Justices Ron Robie and Stacy Boulware Eurie are spearheading an effort to educate California’s judiciary about climate change and water issues. We asked them why they’ve taken on this task—and what they hope to accomplish.
You are leading the judiciary’s efforts to train judges and justices on water and climate. What does this entail, and why is it so important?
Justice Robie: I’ve taught classes on the California Environmental Quality Act (CEQA) for about 20 years. Water is a similar specialized area like CEQA, and more water cases are being assigned to larger courts. It seemed logical that using the CEQA model would be good for water.
Justice Boulware Eurie: There’s a significant increase in litigation that’s propelled not just by water law but also by climate change. Our broader judiciary hasn’t been called upon to preside over climate and water law much. Every judge swears an oath to be fair, impartial, and knowledgeable, but as more of our colleagues are getting these kinds of cases, we want to ensure the availability of top-notch critical education so that they feel competent to handle them. The science of climate change is evolving in ways that the law doesn’t necessarily keep up with.
Justice Robie: That’s right. The law stays the same, but the results will be different because of climate change. Climate change is changing how and when water arrives, and when snow arrives, for instance—and even if you’ve studied the last 100 years of water, that won’t help with what’s happening now. You have to be up to date with the current science.
How have judges and justices responded to the trainings?
Justice Boulware Eurie: The response has been resoundingly positive, both in the initial water law class—the first of its kind—and the environmental summit that we held. People who weren’t able to attend want to come next time.
Justice Robie: We’re reaching a lot of different types of judges. Because groundwater adjudications involve dozens of lawyers and parties, they are always going to be heard in complex litigation courts, and so complex litigation judges have an incentive to sign up for this kind of education. They’re even putting a groundwater component in the complex litigation court manual right now. A lot of classes are designed for trial judges, but this is an area where both trial and appellate courts have very significant interest in the issues. Water and climate cases always get appealed, so the appellate courts have to be prepared.
Justice Boulware Eurie: Justices who handle coordinated cases can also benefit from this training. You may have a case with 14 different actions that are independently filed in, say, eight different counties. The Judicial Council will coordinate them in one location. These are complex water cases coordinated in front of one judge. It’s designed to provide some judicial economy and efficiency statewide.

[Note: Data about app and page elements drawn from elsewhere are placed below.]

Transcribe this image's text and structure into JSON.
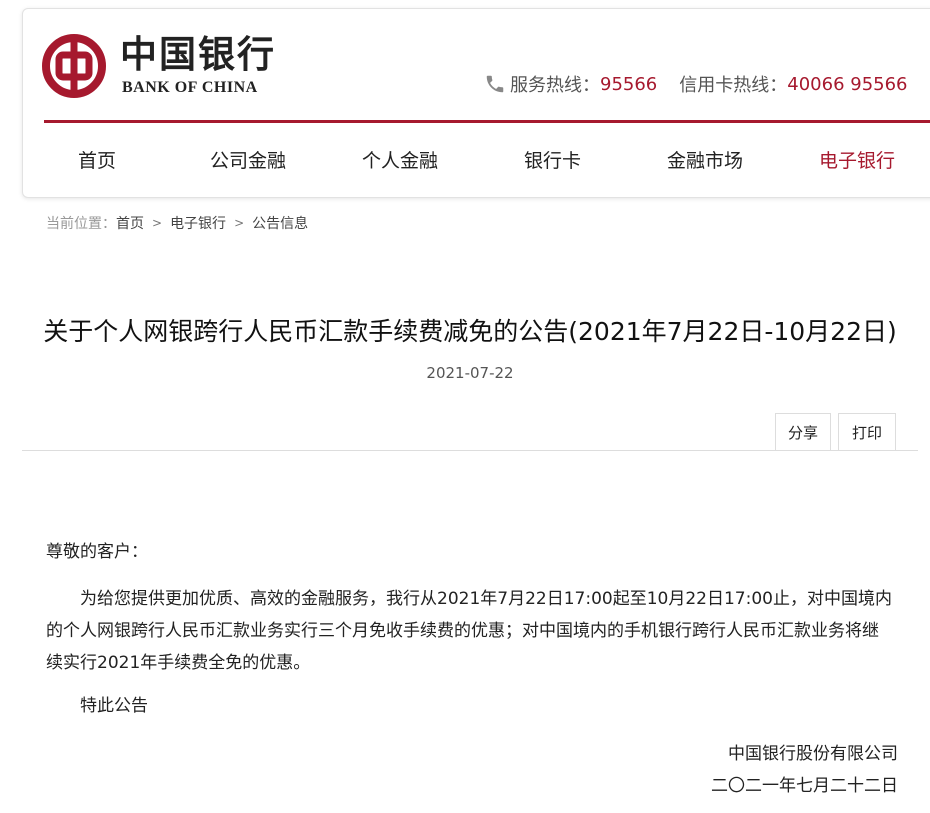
{
  "brand": {
    "name_cn": "中国银行",
    "name_en": "BANK OF CHINA",
    "color": "#a6192e"
  },
  "hotlines": {
    "icon": "phone-icon",
    "service_label": "服务热线：",
    "service_number": "95566",
    "card_label": "信用卡热线：",
    "card_number": "40066 95566"
  },
  "nav": {
    "items": [
      {
        "label": "首页",
        "active": false
      },
      {
        "label": "公司金融",
        "active": false
      },
      {
        "label": "个人金融",
        "active": false
      },
      {
        "label": "银行卡",
        "active": false
      },
      {
        "label": "金融市场",
        "active": false
      },
      {
        "label": "电子银行",
        "active": true
      }
    ]
  },
  "breadcrumb": {
    "prefix": "当前位置：",
    "items": [
      "首页",
      "电子银行",
      "公告信息"
    ]
  },
  "article": {
    "title": "关于个人网银跨行人民币汇款手续费减免的公告(2021年7月22日-10月22日)",
    "date": "2021-07-22",
    "share_label": "分享",
    "print_label": "打印",
    "greeting": "尊敬的客户：",
    "paragraph": "为给您提供更加优质、高效的金融服务，我行从2021年7月22日17:00起至10月22日17:00止，对中国境内的个人网银跨行人民币汇款业务实行三个月免收手续费的优惠；对中国境内的手机银行跨行人民币汇款业务将继续实行2021年手续费全免的优惠。",
    "closing": "特此公告",
    "signature_org": "中国银行股份有限公司",
    "signature_date": "二〇二一年七月二十二日"
  }
}
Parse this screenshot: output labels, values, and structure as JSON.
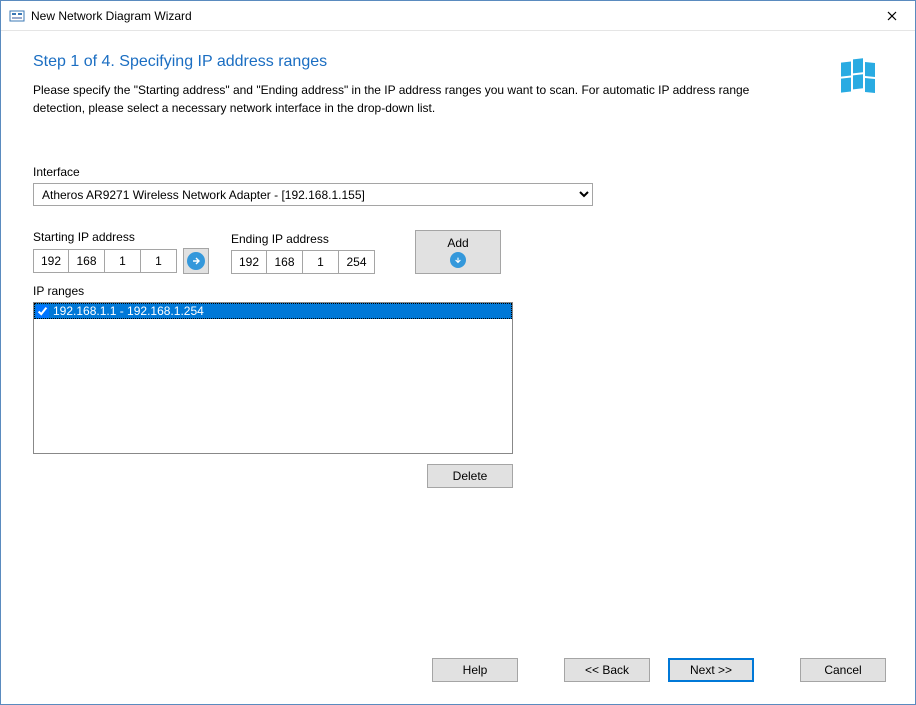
{
  "window": {
    "title": "New Network Diagram Wizard"
  },
  "heading": "Step 1 of 4. Specifying IP address ranges",
  "instruction": "Please specify the \"Starting address\" and \"Ending address\" in the IP address ranges you want to scan. For automatic IP address range detection, please select a necessary network interface in the drop-down list.",
  "interface": {
    "label": "Interface",
    "selected": "Atheros AR9271 Wireless Network Adapter - [192.168.1.155]"
  },
  "starting": {
    "label": "Starting IP address",
    "o1": "192",
    "o2": "168",
    "o3": "1",
    "o4": "1"
  },
  "ending": {
    "label": "Ending IP address",
    "o1": "192",
    "o2": "168",
    "o3": "1",
    "o4": "254"
  },
  "buttons": {
    "add": "Add",
    "delete": "Delete",
    "help": "Help",
    "back": "<< Back",
    "next": "Next >>",
    "cancel": "Cancel"
  },
  "ranges": {
    "label": "IP ranges",
    "items": [
      {
        "text": "192.168.1.1 - 192.168.1.254",
        "checked": true,
        "selected": true
      }
    ]
  }
}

How do you expect this will aid the judiciary?
Justice Robie: Most judges know that climate change is real, but they don’t necessarily understand it. There is a significant component on litigation and climate change in our summit and in the water class. The relationship between the two is significant. That’s what’s really new.
Justice Boulware Eurie: Many people—judges and justices alike—hear “climate change” and it seems abstract: sea levels rising, atmospheric temperature going up two degrees. It isn’t detectable in our lifetimes. But when you have extreme heat, prolonged drought, or a wildfire that took out Paradise or Lahaina—judges are interested in the basic scientific methodologies and principles, because this is not an abstract concept.
Justice Robie: The need for experts is established now; you can’t just go into a case blind like you used to. We’re trying to equip judges with the ability to hire experts on their own so they have all the necessary input to do a good job.
Colorado has specialized water courts, organized by river basin. Would a similar system be desirable for California?
Justice Robie: The historic position of the judicial council for the last 25 years has been against specialized courts of all kinds, whether for business, the homeless, etc. Subject matter courts aren’t a good idea. Training judges in specific areas is a terrific idea, however, and they’re happy to do that.
And a lot of people don’t realize that Colorado’s water judges aren’t full-time water judges—they deal with criminal cases at the same time. In California, we don’t have enough cases to keep judges in many counties working full time on water. We just need them to have adequate education when they do get a water case to do a good job.
Justice Boulware Eurie: There is strength in connectivity and collaboration. As jurists we’ve sworn to be fair and impartial. We want to be sure we’re providing up-to-date, neutral, objective information. The ability to provide critical, objective, neutral education in a growing area is so important for our judiciary.